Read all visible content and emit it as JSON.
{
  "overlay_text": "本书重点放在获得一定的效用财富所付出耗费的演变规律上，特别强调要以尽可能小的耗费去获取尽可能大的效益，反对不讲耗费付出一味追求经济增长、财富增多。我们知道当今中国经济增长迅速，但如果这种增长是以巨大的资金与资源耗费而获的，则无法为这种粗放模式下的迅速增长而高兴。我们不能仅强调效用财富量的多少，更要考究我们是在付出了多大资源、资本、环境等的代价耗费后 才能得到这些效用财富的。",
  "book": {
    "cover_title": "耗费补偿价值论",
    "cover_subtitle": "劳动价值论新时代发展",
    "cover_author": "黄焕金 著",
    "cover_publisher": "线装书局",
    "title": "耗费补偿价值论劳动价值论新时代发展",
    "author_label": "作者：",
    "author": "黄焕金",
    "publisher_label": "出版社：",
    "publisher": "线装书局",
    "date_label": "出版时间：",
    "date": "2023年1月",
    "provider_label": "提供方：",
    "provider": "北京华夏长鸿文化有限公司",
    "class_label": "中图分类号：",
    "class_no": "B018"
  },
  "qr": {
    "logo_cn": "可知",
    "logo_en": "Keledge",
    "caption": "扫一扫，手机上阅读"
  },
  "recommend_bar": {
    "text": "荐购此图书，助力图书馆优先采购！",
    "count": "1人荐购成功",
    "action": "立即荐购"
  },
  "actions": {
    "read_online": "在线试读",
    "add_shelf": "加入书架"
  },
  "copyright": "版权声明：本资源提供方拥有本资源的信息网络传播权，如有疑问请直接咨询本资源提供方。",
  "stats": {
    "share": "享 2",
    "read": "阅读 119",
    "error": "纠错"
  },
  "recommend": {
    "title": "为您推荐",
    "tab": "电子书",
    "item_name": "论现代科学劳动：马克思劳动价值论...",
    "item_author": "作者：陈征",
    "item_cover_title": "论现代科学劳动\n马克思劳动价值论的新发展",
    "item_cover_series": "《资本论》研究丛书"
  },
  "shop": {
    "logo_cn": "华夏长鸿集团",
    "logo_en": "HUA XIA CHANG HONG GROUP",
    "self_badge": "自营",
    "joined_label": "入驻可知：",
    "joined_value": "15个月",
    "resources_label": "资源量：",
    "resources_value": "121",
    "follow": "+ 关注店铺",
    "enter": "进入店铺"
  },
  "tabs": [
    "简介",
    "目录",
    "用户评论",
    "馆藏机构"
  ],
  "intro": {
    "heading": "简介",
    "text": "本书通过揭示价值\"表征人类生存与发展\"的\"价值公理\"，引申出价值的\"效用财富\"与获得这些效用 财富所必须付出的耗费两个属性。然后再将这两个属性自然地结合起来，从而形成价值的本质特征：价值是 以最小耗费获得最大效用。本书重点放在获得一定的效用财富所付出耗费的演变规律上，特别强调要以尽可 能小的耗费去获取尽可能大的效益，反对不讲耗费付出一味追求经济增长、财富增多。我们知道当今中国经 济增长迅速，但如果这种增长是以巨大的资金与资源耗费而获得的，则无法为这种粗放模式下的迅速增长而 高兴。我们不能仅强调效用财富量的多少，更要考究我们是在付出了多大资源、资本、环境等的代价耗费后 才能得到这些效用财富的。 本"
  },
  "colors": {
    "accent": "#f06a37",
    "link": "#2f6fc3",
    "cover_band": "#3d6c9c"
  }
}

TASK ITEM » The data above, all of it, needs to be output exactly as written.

SOLVED EXERCISE »
Read all visible content and emit it as JSON.
{
  "overlay_text": "本书重点放在获得一定的效用财富所付出耗费的演变规律上，特别强调要以尽可能小的耗费去获取尽可能大的效益，反对不讲耗费付出一味追求经济增长、财富增多。我们知道当今中国经济增长迅速，但如果这种增长是以巨大的资金与资源耗费而获的，则无法为这种粗放模式下的迅速增长而高兴。我们不能仅强调效用财富量的多少，更要考究我们是在付出了多大资源、资本、环境等的代价耗费后 才能得到这些效用财富的。",
  "book": {
    "cover_title": "耗费补偿价值论",
    "cover_subtitle": "劳动价值论新时代发展",
    "cover_author": "黄焕金 著",
    "cover_publisher": "线装书局",
    "title": "耗费补偿价值论劳动价值论新时代发展",
    "author_label": "作者：",
    "author": "黄焕金",
    "publisher_label": "出版社：",
    "publisher": "线装书局",
    "date_label": "出版时间：",
    "date": "2023年1月",
    "provider_label": "提供方：",
    "provider": "北京华夏长鸿文化有限公司",
    "class_label": "中图分类号：",
    "class_no": "B018"
  },
  "qr": {
    "logo_cn": "可知",
    "logo_en": "Keledge",
    "caption": "扫一扫，手机上阅读"
  },
  "recommend_bar": {
    "text": "荐购此图书，助力图书馆优先采购！",
    "count": "1人荐购成功",
    "action": "立即荐购"
  },
  "actions": {
    "read_online": "在线试读",
    "add_shelf": "加入书架"
  },
  "copyright": "版权声明：本资源提供方拥有本资源的信息网络传播权，如有疑问请直接咨询本资源提供方。",
  "stats": {
    "share": "享 2",
    "read": "阅读 119",
    "error": "纠错"
  },
  "recommend": {
    "title": "为您推荐",
    "tab": "电子书",
    "item_name": "论现代科学劳动：马克思劳动价值论...",
    "item_author": "作者：陈征",
    "item_cover_title": "论现代科学劳动\n马克思劳动价值论的新发展",
    "item_cover_series": "《资本论》研究丛书"
  },
  "shop": {
    "logo_cn": "华夏长鸿集团",
    "logo_en": "HUA XIA CHANG HONG GROUP",
    "self_badge": "自营",
    "joined_label": "入驻可知：",
    "joined_value": "15个月",
    "resources_label": "资源量：",
    "resources_value": "121",
    "follow": "+ 关注店铺",
    "enter": "进入店铺"
  },
  "tabs": [
    "简介",
    "目录",
    "用户评论",
    "馆藏机构"
  ],
  "intro": {
    "heading": "简介",
    "text": "本书通过揭示价值\"表征人类生存与发展\"的\"价值公理\"，引申出价值的\"效用财富\"与获得这些效用 财富所必须付出的耗费两个属性。然后再将这两个属性自然地结合起来，从而形成价值的本质特征：价值是 以最小耗费获得最大效用。本书重点放在获得一定的效用财富所付出耗费的演变规律上，特别强调要以尽可 能小的耗费去获取尽可能大的效益，反对不讲耗费付出一味追求经济增长、财富增多。我们知道当今中国经 济增长迅速，但如果这种增长是以巨大的资金与资源耗费而获得的，则无法为这种粗放模式下的迅速增长而 高兴。我们不能仅强调效用财富量的多少，更要考究我们是在付出了多大资源、资本、环境等的代价耗费后 才能得到这些效用财富的。 本"
  },
  "colors": {
    "accent": "#f06a37",
    "link": "#2f6fc3",
    "cover_band": "#3d6c9c"
  }
}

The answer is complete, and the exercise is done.